== WHAT YOU ARE ASKED TO DO ==
Work out how many lines of the material below mention the word "this"; reply with the number only.

== DATASET ENTRIES ==
::::::::

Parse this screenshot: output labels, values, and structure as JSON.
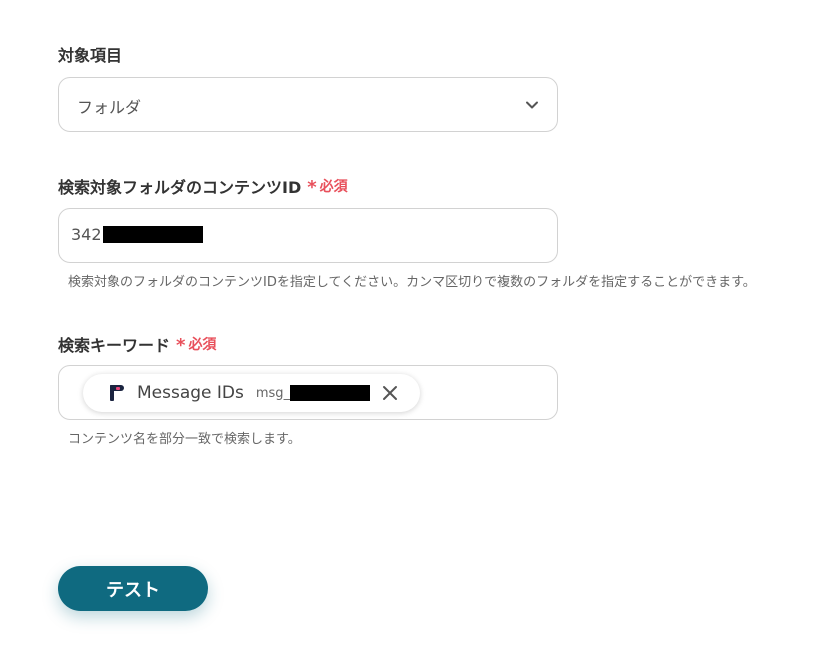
{
  "target_item": {
    "label": "対象項目",
    "selected": "フォルダ",
    "icon": "chevron-down-icon"
  },
  "folder_id": {
    "label": "検索対象フォルダのコンテンツID",
    "required_mark": "*",
    "required_label": "必須",
    "value_prefix": "342",
    "hint": "検索対象のフォルダのコンテンツIDを指定してください。カンマ区切りで複数のフォルダを指定することができます。"
  },
  "keyword": {
    "label": "検索キーワード",
    "required_mark": "*",
    "required_label": "必須",
    "chip": {
      "icon": "app-logo-icon",
      "label": "Message IDs",
      "sub_prefix": "msg_",
      "close_icon": "close-icon"
    },
    "hint": "コンテンツ名を部分一致で検索します。"
  },
  "actions": {
    "test_label": "テスト"
  },
  "colors": {
    "required": "#e8505b",
    "button": "#0f6a80",
    "border": "#d2d2d2"
  }
}
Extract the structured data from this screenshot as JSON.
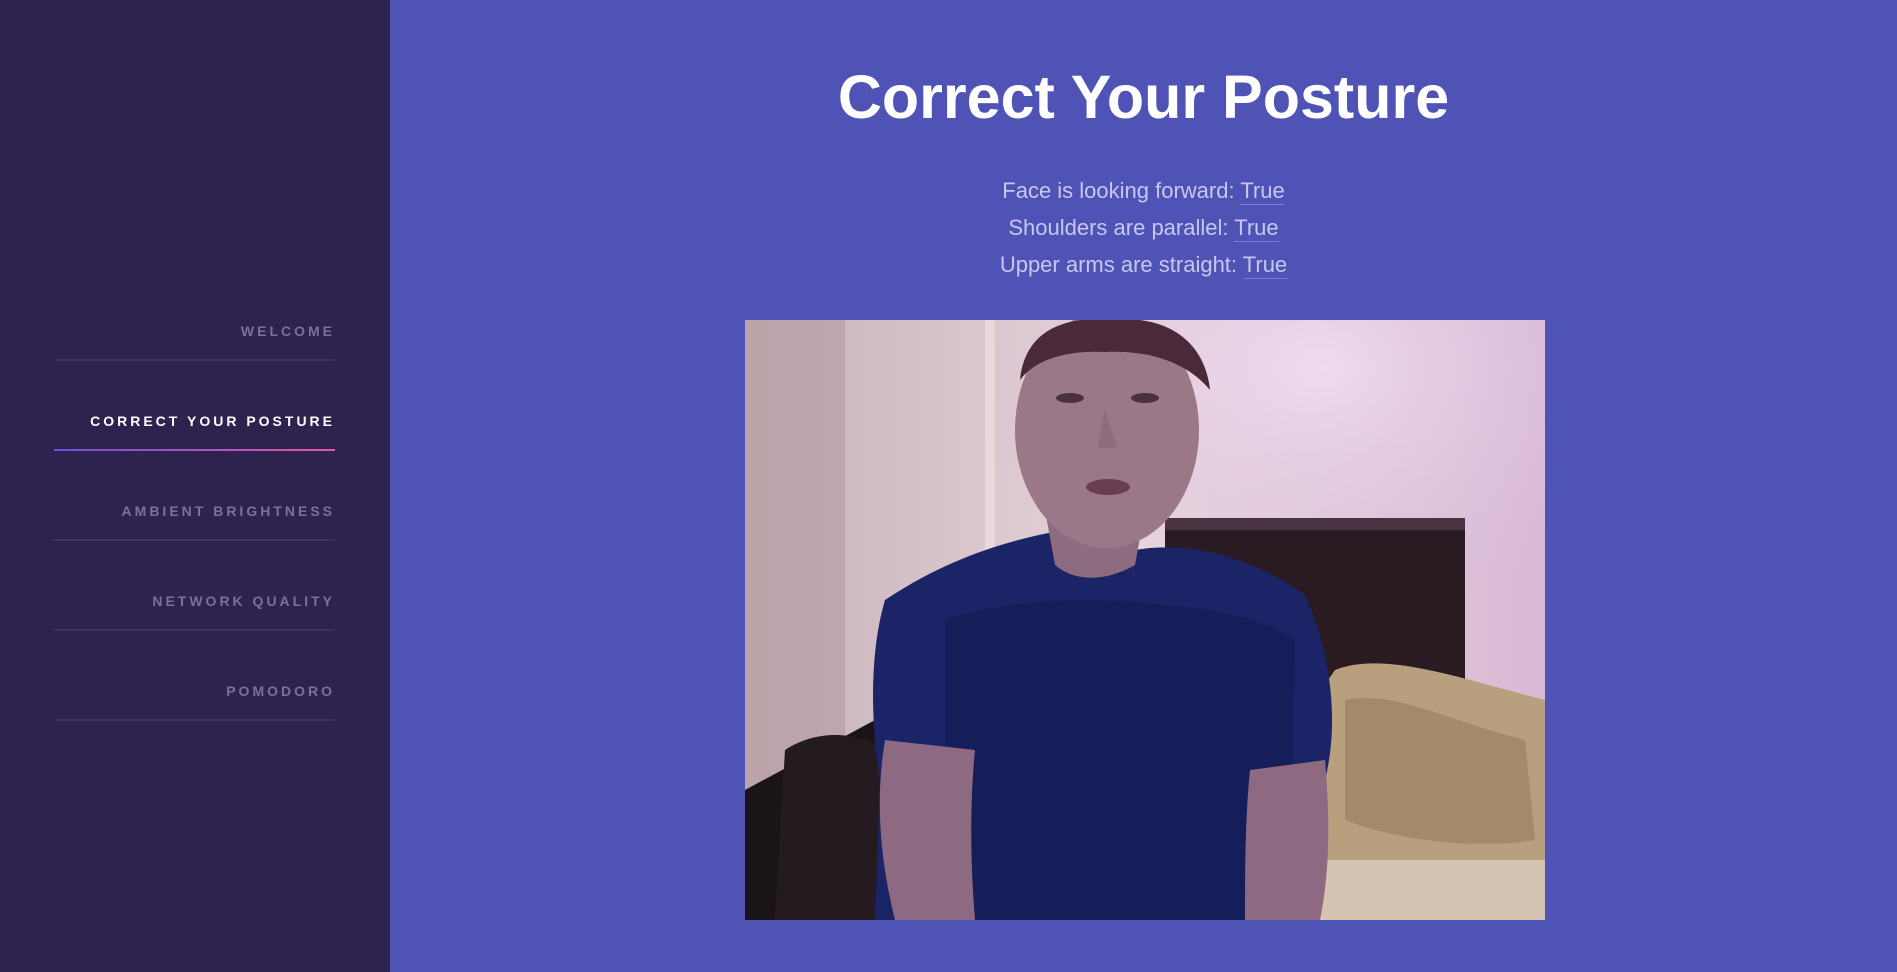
{
  "sidebar": {
    "items": [
      {
        "label": "WELCOME",
        "active": false
      },
      {
        "label": "CORRECT YOUR POSTURE",
        "active": true
      },
      {
        "label": "AMBIENT BRIGHTNESS",
        "active": false
      },
      {
        "label": "NETWORK QUALITY",
        "active": false
      },
      {
        "label": "POMODORO",
        "active": false
      }
    ]
  },
  "main": {
    "title": "Correct Your Posture",
    "statuses": [
      {
        "label": "Face is looking forward:",
        "value": "True"
      },
      {
        "label": "Shoulders are parallel:",
        "value": "True"
      },
      {
        "label": "Upper arms are straight:",
        "value": "True"
      }
    ],
    "camera_feed": {
      "description_icon": "webcam-feed"
    }
  },
  "colors": {
    "sidebar_bg": "#2e224f",
    "main_bg": "#5053b6",
    "active_gradient_start": "#6c4fd6",
    "active_gradient_end": "#e25aa6",
    "inactive_label": "#7d6f9c"
  }
}
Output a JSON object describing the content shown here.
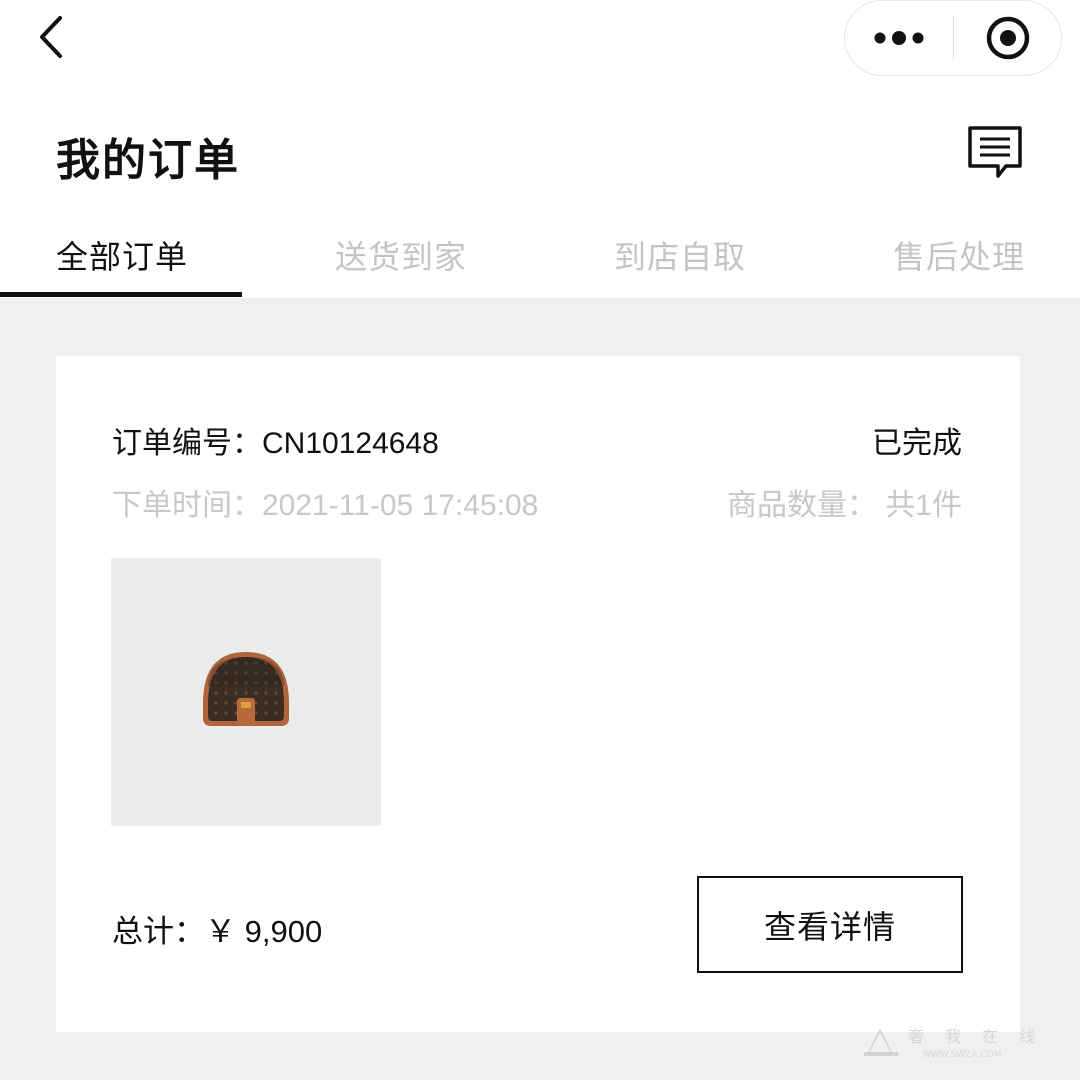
{
  "header": {
    "title": "我的订单",
    "back_icon": "chevron-left-icon",
    "more_icon": "more-dots-icon",
    "close_icon": "target-circle-icon",
    "message_icon": "message-icon"
  },
  "tabs": [
    {
      "label": "全部订单",
      "active": true
    },
    {
      "label": "送货到家",
      "active": false
    },
    {
      "label": "到店自取",
      "active": false
    },
    {
      "label": "售后处理",
      "active": false
    }
  ],
  "order": {
    "number_text": "订单编号：CN10124648",
    "status": "已完成",
    "time_text": "下单时间：2021-11-05 17:45:08",
    "quantity_text": "商品数量： 共1件",
    "total_text": "总计：￥ 9,900",
    "detail_button": "查看详情"
  },
  "watermark": {
    "text": "奢 我 在 线",
    "subtext": "WWW.SWZX.COM"
  },
  "colors": {
    "background": "#f0f0f0",
    "text_primary": "#111111",
    "text_muted": "#c4c4c4",
    "card": "#ffffff"
  }
}
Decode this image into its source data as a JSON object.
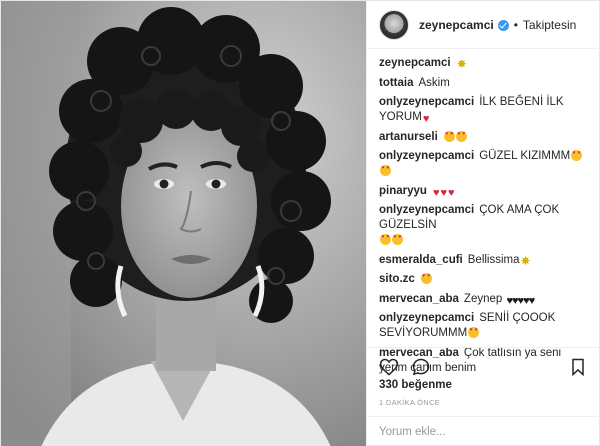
{
  "header": {
    "username": "zeynepcamci",
    "dot": "•",
    "follow_label": "Takiptesin"
  },
  "comments": [
    {
      "user": "zeynepcamci",
      "text": "",
      "emoji": [
        "sparkle"
      ]
    },
    {
      "user": "tottaia",
      "text": "Askim",
      "emoji": []
    },
    {
      "user": "onlyzeynepcamci",
      "text": "İLK BEĞENİ İLK YORUM",
      "emoji": [
        "heart"
      ]
    },
    {
      "user": "artanurseli",
      "text": "",
      "emoji": [
        "heart-eyes",
        "heart-eyes"
      ]
    },
    {
      "user": "onlyzeynepcamci",
      "text": "GÜZEL KIZIMMM",
      "emoji": [
        "heart-eyes",
        "heart-eyes"
      ]
    },
    {
      "user": "pinaryyu",
      "text": "",
      "emoji": [
        "heart",
        "heart",
        "heart"
      ]
    },
    {
      "user": "onlyzeynepcamci",
      "text": "ÇOK AMA ÇOK GÜZELSİN",
      "emoji": [
        "heart-eyes",
        "heart-eyes"
      ]
    },
    {
      "user": "esmeralda_cufi",
      "text": "Bellissima",
      "emoji": [
        "sparkle"
      ]
    },
    {
      "user": "sito.zc",
      "text": "",
      "emoji": [
        "heart-eyes"
      ]
    },
    {
      "user": "mervecan_aba",
      "text": "Zeynep",
      "emoji": [
        "black-heart",
        "black-heart",
        "black-heart",
        "black-heart",
        "black-heart"
      ]
    },
    {
      "user": "onlyzeynepcamci",
      "text": "SENİİ ÇOOOK SEVİYORUMMM",
      "emoji": [
        "heart-eyes"
      ]
    },
    {
      "user": "mervecan_aba",
      "text": "Çok tatlısın ya seni yerim canım benim",
      "emoji": []
    }
  ],
  "actions": {
    "like_icon": "heart-outline-icon",
    "comment_icon": "comment-bubble-icon",
    "save_icon": "bookmark-icon"
  },
  "likes_text": "330 beğenme",
  "time_text": "1 DAKİKA ÖNCE",
  "add_comment": {
    "placeholder": "Yorum ekle..."
  }
}
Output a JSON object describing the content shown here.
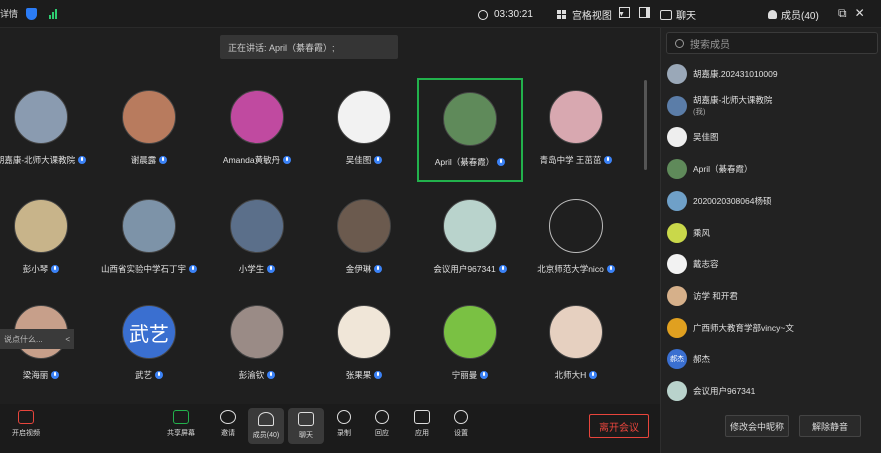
{
  "topbar": {
    "details_label": "详情",
    "timer": "03:30:21",
    "view_label": "宫格视图",
    "chat_label": "聊天",
    "members_label": "成员(40)",
    "accent": "#2b7cf6"
  },
  "speaking": {
    "text": "正在讲话: April（綦春霞）;"
  },
  "tiles": [
    {
      "name": "胡嘉康-北师大课教院",
      "color": "#8a9bb0",
      "initial": "",
      "mic": true
    },
    {
      "name": "谢晨露",
      "color": "#b87b5e",
      "initial": "",
      "mic": true
    },
    {
      "name": "Amanda黄敏丹",
      "color": "#c04aa0",
      "initial": "",
      "mic": true
    },
    {
      "name": "吴佳图",
      "color": "#f2f2f2",
      "initial": "",
      "mic": true
    },
    {
      "name": "April（綦春霞）",
      "color": "#5f8a5a",
      "initial": "",
      "mic": true,
      "active": true
    },
    {
      "name": "青岛中学 王茁茁",
      "color": "#d8a8b0",
      "initial": "",
      "mic": true
    },
    {
      "name": "彭小琴",
      "color": "#c8b48a",
      "initial": "",
      "mic": true
    },
    {
      "name": "山西省实验中学石丁宇",
      "color": "#7d93a8",
      "initial": "",
      "mic": true
    },
    {
      "name": "小学生",
      "color": "#5b6f8a",
      "initial": "",
      "mic": true
    },
    {
      "name": "金伊琳",
      "color": "#6b5a4e",
      "initial": "",
      "mic": true
    },
    {
      "name": "会议用户967341",
      "color": "#b9d3cc",
      "initial": "",
      "mic": true
    },
    {
      "name": "北京师范大学nico",
      "color": "#1f1f1f",
      "initial": "",
      "mic": true
    },
    {
      "name": "梁海丽",
      "color": "#c79f8a",
      "initial": "",
      "mic": true
    },
    {
      "name": "武艺",
      "color": "#3a6fd0",
      "initial": "武艺",
      "mic": true
    },
    {
      "name": "彭渝钦",
      "color": "#9a8b86",
      "initial": "",
      "mic": true
    },
    {
      "name": "张果果",
      "color": "#f0e6d8",
      "initial": "",
      "mic": true
    },
    {
      "name": "宁丽曼",
      "color": "#7ac143",
      "initial": "",
      "mic": true
    },
    {
      "name": "北师大H",
      "color": "#e6d0c0",
      "initial": "",
      "mic": true
    }
  ],
  "sidehint": {
    "text": "说点什么...",
    "arrow": "<"
  },
  "toolbar": {
    "video": "开启视频",
    "share": "共享屏幕",
    "invite": "邀请",
    "members": "成员(40)",
    "chat": "聊天",
    "record": "录制",
    "reaction": "回应",
    "apps": "应用",
    "settings": "设置",
    "leave": "离开会议",
    "leave_color": "#e8453c"
  },
  "panel": {
    "search_placeholder": "搜索成员",
    "members": [
      {
        "name": "胡嘉康.202431010009",
        "sub": "",
        "color": "#9aa8b8",
        "initial": ""
      },
      {
        "name": "胡嘉康-北师大课教院",
        "sub": "(我)",
        "color": "#5b7da8",
        "initial": ""
      },
      {
        "name": "吴佳图",
        "sub": "",
        "color": "#eeeeee",
        "initial": ""
      },
      {
        "name": "April（綦春霞）",
        "sub": "",
        "color": "#5f8a5a",
        "initial": ""
      },
      {
        "name": "2020020308064杨硕",
        "sub": "",
        "color": "#6fa0c8",
        "initial": ""
      },
      {
        "name": "乘风",
        "sub": "",
        "color": "#c9d84a",
        "initial": ""
      },
      {
        "name": "戴志容",
        "sub": "",
        "color": "#f2f2f2",
        "initial": ""
      },
      {
        "name": "访学 和开君",
        "sub": "",
        "color": "#d6b08a",
        "initial": ""
      },
      {
        "name": "广西师大教育学部vincy~文",
        "sub": "",
        "color": "#e0a020",
        "initial": ""
      },
      {
        "name": "郝杰",
        "sub": "",
        "color": "#3a6fd0",
        "initial": "郝杰"
      },
      {
        "name": "会议用户967341",
        "sub": "",
        "color": "#b9d3cc",
        "initial": ""
      }
    ],
    "rename_button": "修改会中昵称",
    "unmute_button": "解除静音"
  }
}
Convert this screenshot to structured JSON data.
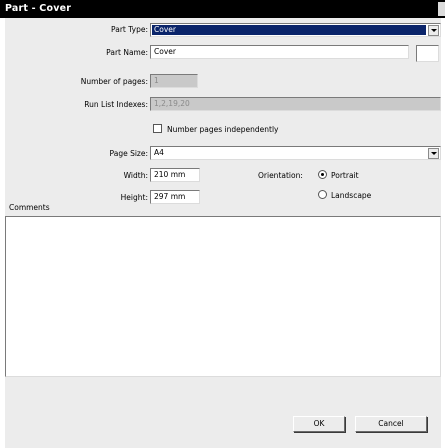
{
  "window": {
    "title": "Part - Cover"
  },
  "form": {
    "part_type": {
      "label": "Part Type:",
      "value": "Cover"
    },
    "part_name": {
      "label": "Part Name:",
      "value": "Cover"
    },
    "number_of_pages": {
      "label": "Number of pages:",
      "value": "1"
    },
    "run_list_indexes": {
      "label": "Run List Indexes:",
      "value": "1,2,19,20"
    },
    "number_independently": {
      "label": "Number pages independently",
      "checked": false
    },
    "page_size": {
      "label": "Page Size:",
      "value": "A4"
    },
    "width": {
      "label": "Width:",
      "value": "210 mm"
    },
    "height": {
      "label": "Height:",
      "value": "297 mm"
    },
    "orientation": {
      "label": "Orientation:",
      "portrait": "Portrait",
      "landscape": "Landscape",
      "selected": "Portrait"
    },
    "comments": {
      "label": "Comments",
      "value": ""
    }
  },
  "buttons": {
    "ok": "OK",
    "cancel": "Cancel"
  },
  "colors": {
    "selection": "#0a246a",
    "titlebar": "#000000",
    "dialog": "#ececec"
  },
  "icons": {
    "dropdown": "chevron-down-icon",
    "close": "close-icon"
  }
}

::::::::

== ANSWER SECTION ==
4